What it's about: Everyone has their own story of Gandhi -- and in this book, a Warli artist, a storyteller, and an animation filmmaker come together in a unique collaboration to bring a very visual story of Gandhi to children. This book is part of our best-selling Toka History Series.
Why your child will like it: The book narrates Gandhi's story but from a unique perspective and the story is something that every young reader can relate to, instead of just being impersonal facts in a book. We also love the diversity behind the making of this book, when different kinds of artists come together to tell a story.
10. Bhimrao Ambedkar: The Boy Who Asked Why
What it's about: This book follows the life of Babasaheb Ambedkar and how he lent voice to fight against caste discrimination. From GoodReads - "This straightforward telling, visualized with quirky imagination, brings to children a man whose story will raise their awareness of discrimination -- leading them, perhaps, to ask their own whys.

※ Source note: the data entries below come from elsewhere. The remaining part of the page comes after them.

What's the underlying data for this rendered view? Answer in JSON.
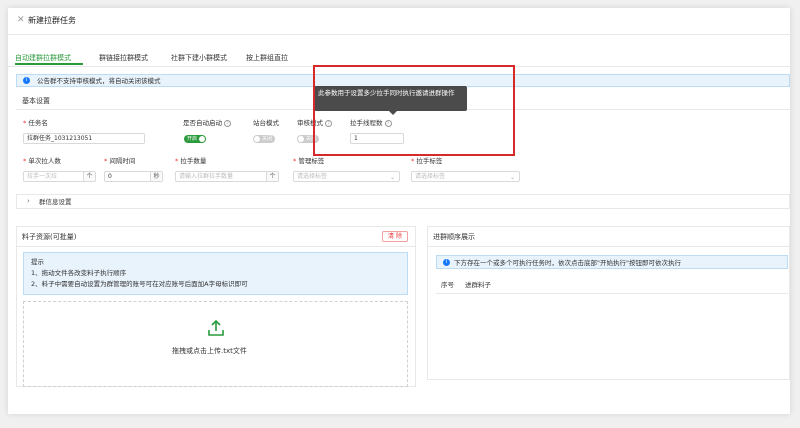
{
  "window": {
    "title": "新建拉群任务",
    "close_icon": "close-icon"
  },
  "tabs": [
    {
      "label": "自动建群拉群模式",
      "active": true
    },
    {
      "label": "群链接拉群模式",
      "active": false
    },
    {
      "label": "社群下建小群模式",
      "active": false
    },
    {
      "label": "按上群组直拉",
      "active": false
    }
  ],
  "notice": {
    "text": "公告群不支持审核模式，将自动关闭该模式"
  },
  "basic_settings": {
    "heading": "基本设置",
    "task_name": {
      "label": "任务名",
      "value": "拉群任务_1031213051"
    },
    "auto_start": {
      "label": "是否自动启动",
      "state": "开启"
    },
    "station_mode": {
      "label": "站台模式",
      "state": "关闭"
    },
    "review_mode": {
      "label": "审核模式",
      "state": "关闭"
    },
    "puller_threads": {
      "label": "拉手线程数",
      "value": "1"
    },
    "per_invite": {
      "label": "单次拉人数",
      "placeholder": "拉手一次拉",
      "addon": "个"
    },
    "interval": {
      "label": "间隔时间",
      "value": "0",
      "addon": "秒"
    },
    "puller_count": {
      "label": "拉手数量",
      "placeholder": "请输入拉群拉手数量",
      "addon": "个"
    },
    "admin_tag": {
      "label": "管理标签",
      "placeholder": "请选择标签"
    },
    "puller_tag": {
      "label": "拉手标签",
      "placeholder": "请选择标签"
    },
    "group_info": {
      "label": "群信息设置"
    }
  },
  "material": {
    "heading": "料子资源(可批量)",
    "clear_label": "清 除",
    "tip_title": "提示",
    "tip_line1": "1、拖动文件各改变料子执行顺序",
    "tip_line2": "2、料子中需要自动设置为群管理的账号可在对应账号后面加A字母标识即可",
    "upload_text": "拖拽或点击上传.txt文件",
    "upload_icon": "upload-icon"
  },
  "order": {
    "heading": "进群顺序展示",
    "notice": "下方存在一个或多个可执行任务时，依次点击底部\"开始执行\"按钮即可依次执行",
    "col_index": "序号",
    "col_material": "进群料子"
  },
  "tooltip": {
    "text": "此参数用于设置多少拉手同时执行邀请进群操作"
  },
  "colors": {
    "accent": "#2a9a3a",
    "danger": "#e33333",
    "info": "#1677ff",
    "highlight": "#d62a2a"
  }
}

Why your child will like it: It's a great way to learn about one of the authors of our constitution and a man who fought many battles in his life.
11. The Indus Valley
What it's about: The book narrates how in the 1920s, archeologists started to excavate great cities buried beneath huge, ruined mounds in South Asia. They revealed an ancient civilization that flourished from 2600 to 1900 B.C.E. The skilled architects, artists, and builders of this mysterious culture left behind a wealth of artifacts. Each year's archeological finds provide more clues to solve the riddles of the Indus Valley civilization.
Why your child will like it: Apart from giving your child information on the Indus Valley Civilization in short and engaging bites that they will like and enjoy, the book may also light the spark and produce budding archeologists! Unearthing cities under the ground
12. Cave Art: The First Paintings
What it's about: How did art begin? Where did colors come from before paints in tubes and bottles? Taking a long step back in history, this book explores how the world’s first artists may have tried their hand on the very first canvases the walls of rocks and caves. Arising more from artistic imagination than archaeology, this story of art unfolds with photographs of the ancient paintings at the Bhimbetka Caves in Madhya Pradesh alongside creative reproductions of rock art.
Why your child will like it: Visceral, thought-provoking and informative, the book contains visual signposts to our history and origins. Children being such visual learners, they will connect immediately to the instincts and emotions behind primitive art and its honesty.